§ **WHAT TO DO**: Ignoring the pictures, repeat every entry below exactly as it appears.

---------- PROVIDED RECORDS

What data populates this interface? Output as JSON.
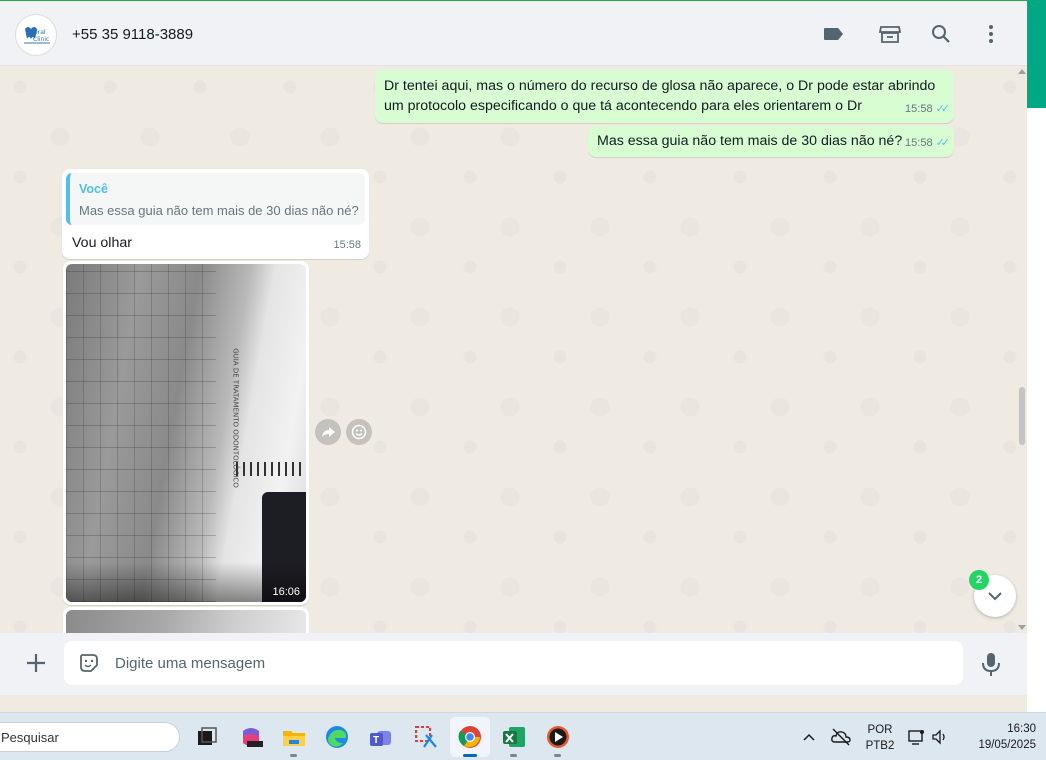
{
  "header": {
    "contact_name": "+55 35 9118-3889",
    "avatar_text": "Oral Clinic",
    "icons": [
      "label-icon",
      "catalog-icon",
      "search-icon",
      "menu-icon"
    ]
  },
  "messages": [
    {
      "direction": "out",
      "lines": [
        "Dr tentei aqui, mas o número do recurso de glosa não aparece, o Dr pode estar abrindo",
        "um protocolo especificando o que tá acontecendo para eles orientarem o Dr"
      ],
      "time": "15:58",
      "status": "read"
    },
    {
      "direction": "out",
      "text": "Mas essa guia não tem mais de 30 dias não né?",
      "time": "15:58",
      "status": "read"
    },
    {
      "direction": "in",
      "quote_author": "Você",
      "quote_text": "Mas essa guia não tem mais de 30 dias não né?",
      "text": "Vou olhar",
      "time": "15:58"
    },
    {
      "direction": "in",
      "type": "image",
      "image_text": "GUIA DE TRATAMENTO ODONTOLÓGICO",
      "time": "16:06"
    }
  ],
  "scroll_down": {
    "unread_count": "2"
  },
  "composer": {
    "placeholder": "Digite uma mensagem"
  },
  "taskbar": {
    "search_placeholder": "Pesquisar",
    "apps": [
      "task-view",
      "microsoft-365",
      "file-explorer",
      "edge",
      "teams",
      "snipping-tool",
      "chrome",
      "excel",
      "media-player"
    ],
    "language": "POR",
    "layout": "PTB2",
    "time": "16:30",
    "date": "19/05/2025"
  },
  "colors": {
    "accent": "#00a884",
    "outgoing_bubble": "#d9fdd3",
    "read_ticks": "#53bdeb",
    "badge": "#25d366"
  }
}
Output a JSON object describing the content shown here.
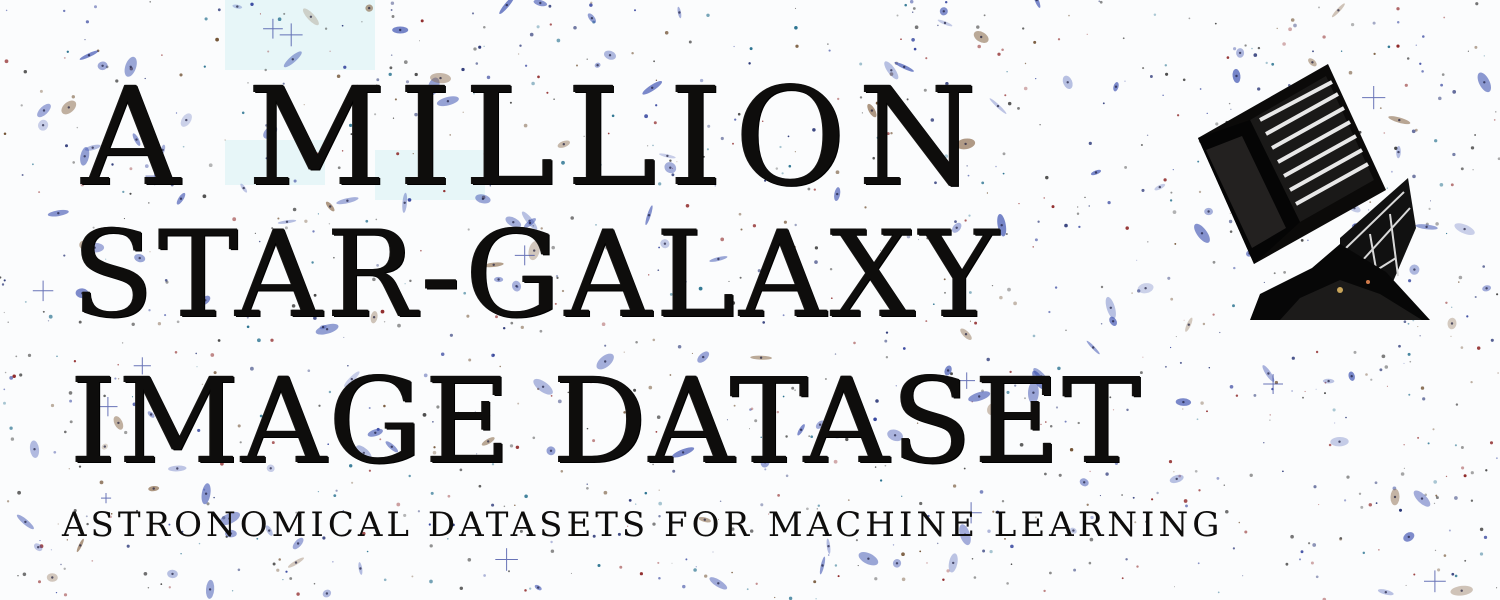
{
  "banner": {
    "title_lines": [
      "A MILLION",
      "STAR-GALAXY",
      "IMAGE DATASET"
    ],
    "subtitle": "ASTRONOMICAL DATASETS FOR MACHINE LEARNING"
  },
  "colors": {
    "background": "#fbfcfd",
    "text": "#0e0d0c",
    "galaxy_blue": "#3a4fb0",
    "galaxy_brown": "#8a6a4a",
    "accent_cyan": "#5ecfd8"
  },
  "icons": {
    "telescope": "telescope-icon"
  }
}
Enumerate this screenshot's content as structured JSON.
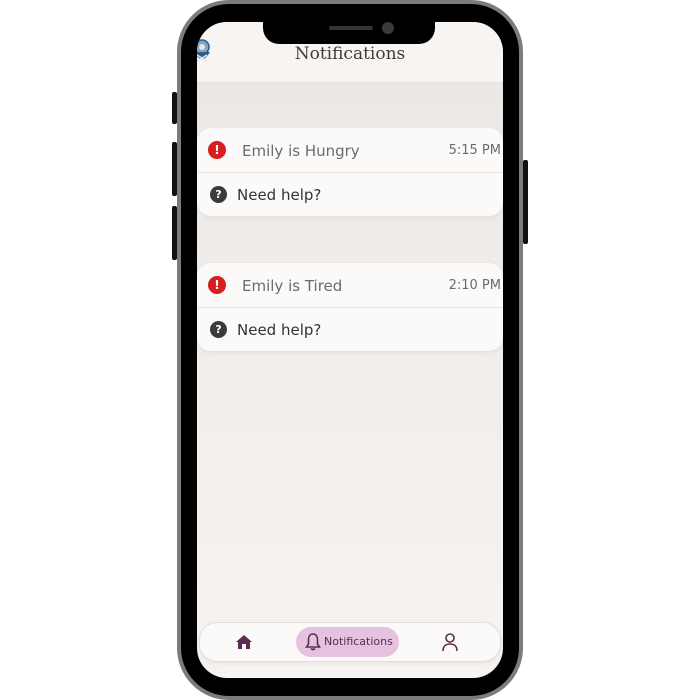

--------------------

§ **FINISHED TASK**:
What data populates this interface? Output as JSON.
{
  "header": {
    "contact_name": "+55 35 9118-3889",
    "avatar_text": "Oral Clinic",
    "icons": [
      "label-icon",
      "catalog-icon",
      "search-icon",
      "menu-icon"
    ]
  },
  "messages": [
    {
      "direction": "out",
      "lines": [
        "Dr tentei aqui, mas o número do recurso de glosa não aparece, o Dr pode estar abrindo",
        "um protocolo especificando o que tá acontecendo para eles orientarem o Dr"
      ],
      "time": "15:58",
      "status": "read"
    },
    {
      "direction": "out",
      "text": "Mas essa guia não tem mais de 30 dias não né?",
      "time": "15:58",
      "status": "read"
    },
    {
      "direction": "in",
      "quote_author": "Você",
      "quote_text": "Mas essa guia não tem mais de 30 dias não né?",
      "text": "Vou olhar",
      "time": "15:58"
    },
    {
      "direction": "in",
      "type": "image",
      "image_text": "GUIA DE TRATAMENTO ODONTOLÓGICO",
      "time": "16:06"
    }
  ],
  "scroll_down": {
    "unread_count": "2"
  },
  "composer": {
    "placeholder": "Digite uma mensagem"
  },
  "taskbar": {
    "search_placeholder": "Pesquisar",
    "apps": [
      "task-view",
      "microsoft-365",
      "file-explorer",
      "edge",
      "teams",
      "snipping-tool",
      "chrome",
      "excel",
      "media-player"
    ],
    "language": "POR",
    "layout": "PTB2",
    "time": "16:30",
    "date": "19/05/2025"
  },
  "colors": {
    "accent": "#00a884",
    "outgoing_bubble": "#d9fdd3",
    "read_ticks": "#53bdeb",
    "badge": "#25d366"
  }
}
Output a JSON object describing the content shown here.
{
  "banner": {
    "title_lines": [
      "A MILLION",
      "STAR-GALAXY",
      "IMAGE DATASET"
    ],
    "subtitle": "ASTRONOMICAL DATASETS FOR MACHINE LEARNING"
  },
  "colors": {
    "background": "#fbfcfd",
    "text": "#0e0d0c",
    "galaxy_blue": "#3a4fb0",
    "galaxy_brown": "#8a6a4a",
    "accent_cyan": "#5ecfd8"
  },
  "icons": {
    "telescope": "telescope-icon"
  }
}
Enumerate this screenshot's content as structured JSON.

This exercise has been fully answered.